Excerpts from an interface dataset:
........

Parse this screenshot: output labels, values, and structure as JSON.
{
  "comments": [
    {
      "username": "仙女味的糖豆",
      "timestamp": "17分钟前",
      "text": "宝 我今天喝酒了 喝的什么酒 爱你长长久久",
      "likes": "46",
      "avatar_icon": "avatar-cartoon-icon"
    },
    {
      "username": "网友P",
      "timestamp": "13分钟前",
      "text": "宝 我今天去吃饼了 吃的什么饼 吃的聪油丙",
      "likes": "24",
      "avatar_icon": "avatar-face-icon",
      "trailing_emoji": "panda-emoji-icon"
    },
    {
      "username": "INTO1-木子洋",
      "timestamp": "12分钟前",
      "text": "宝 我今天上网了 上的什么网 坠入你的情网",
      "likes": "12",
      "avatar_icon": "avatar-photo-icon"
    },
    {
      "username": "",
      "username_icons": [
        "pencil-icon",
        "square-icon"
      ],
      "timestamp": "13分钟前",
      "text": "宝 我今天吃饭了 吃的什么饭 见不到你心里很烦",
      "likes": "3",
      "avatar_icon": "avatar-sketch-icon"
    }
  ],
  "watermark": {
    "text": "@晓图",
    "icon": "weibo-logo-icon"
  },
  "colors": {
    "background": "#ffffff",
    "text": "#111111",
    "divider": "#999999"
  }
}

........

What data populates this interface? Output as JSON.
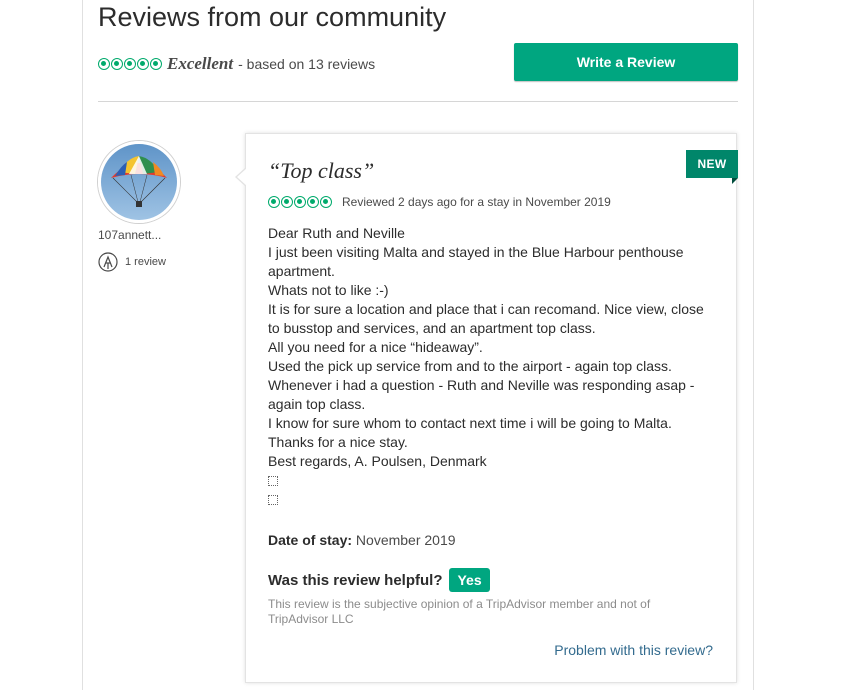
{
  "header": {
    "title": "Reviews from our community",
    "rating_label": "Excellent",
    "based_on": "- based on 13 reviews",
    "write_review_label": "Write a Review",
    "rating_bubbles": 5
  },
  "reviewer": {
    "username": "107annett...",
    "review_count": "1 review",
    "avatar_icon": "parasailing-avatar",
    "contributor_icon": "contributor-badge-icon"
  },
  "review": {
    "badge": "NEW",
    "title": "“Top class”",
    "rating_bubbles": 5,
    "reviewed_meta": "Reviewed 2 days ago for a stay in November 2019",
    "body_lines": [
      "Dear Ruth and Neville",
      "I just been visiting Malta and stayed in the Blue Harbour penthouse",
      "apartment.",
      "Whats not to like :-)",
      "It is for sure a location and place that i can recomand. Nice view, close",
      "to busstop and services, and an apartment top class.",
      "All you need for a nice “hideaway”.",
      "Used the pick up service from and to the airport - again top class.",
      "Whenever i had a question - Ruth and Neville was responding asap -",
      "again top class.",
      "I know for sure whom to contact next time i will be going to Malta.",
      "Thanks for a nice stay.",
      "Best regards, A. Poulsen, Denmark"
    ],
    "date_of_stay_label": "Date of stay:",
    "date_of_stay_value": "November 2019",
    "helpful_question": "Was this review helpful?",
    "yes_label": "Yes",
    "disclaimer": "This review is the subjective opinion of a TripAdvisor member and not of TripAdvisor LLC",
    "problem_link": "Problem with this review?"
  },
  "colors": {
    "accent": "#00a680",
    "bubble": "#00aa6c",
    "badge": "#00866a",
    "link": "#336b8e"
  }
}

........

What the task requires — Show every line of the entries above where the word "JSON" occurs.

Response box —
Parse this screenshot: output labels, values, and structure as JSON.
What data populates this interface? Output as JSON.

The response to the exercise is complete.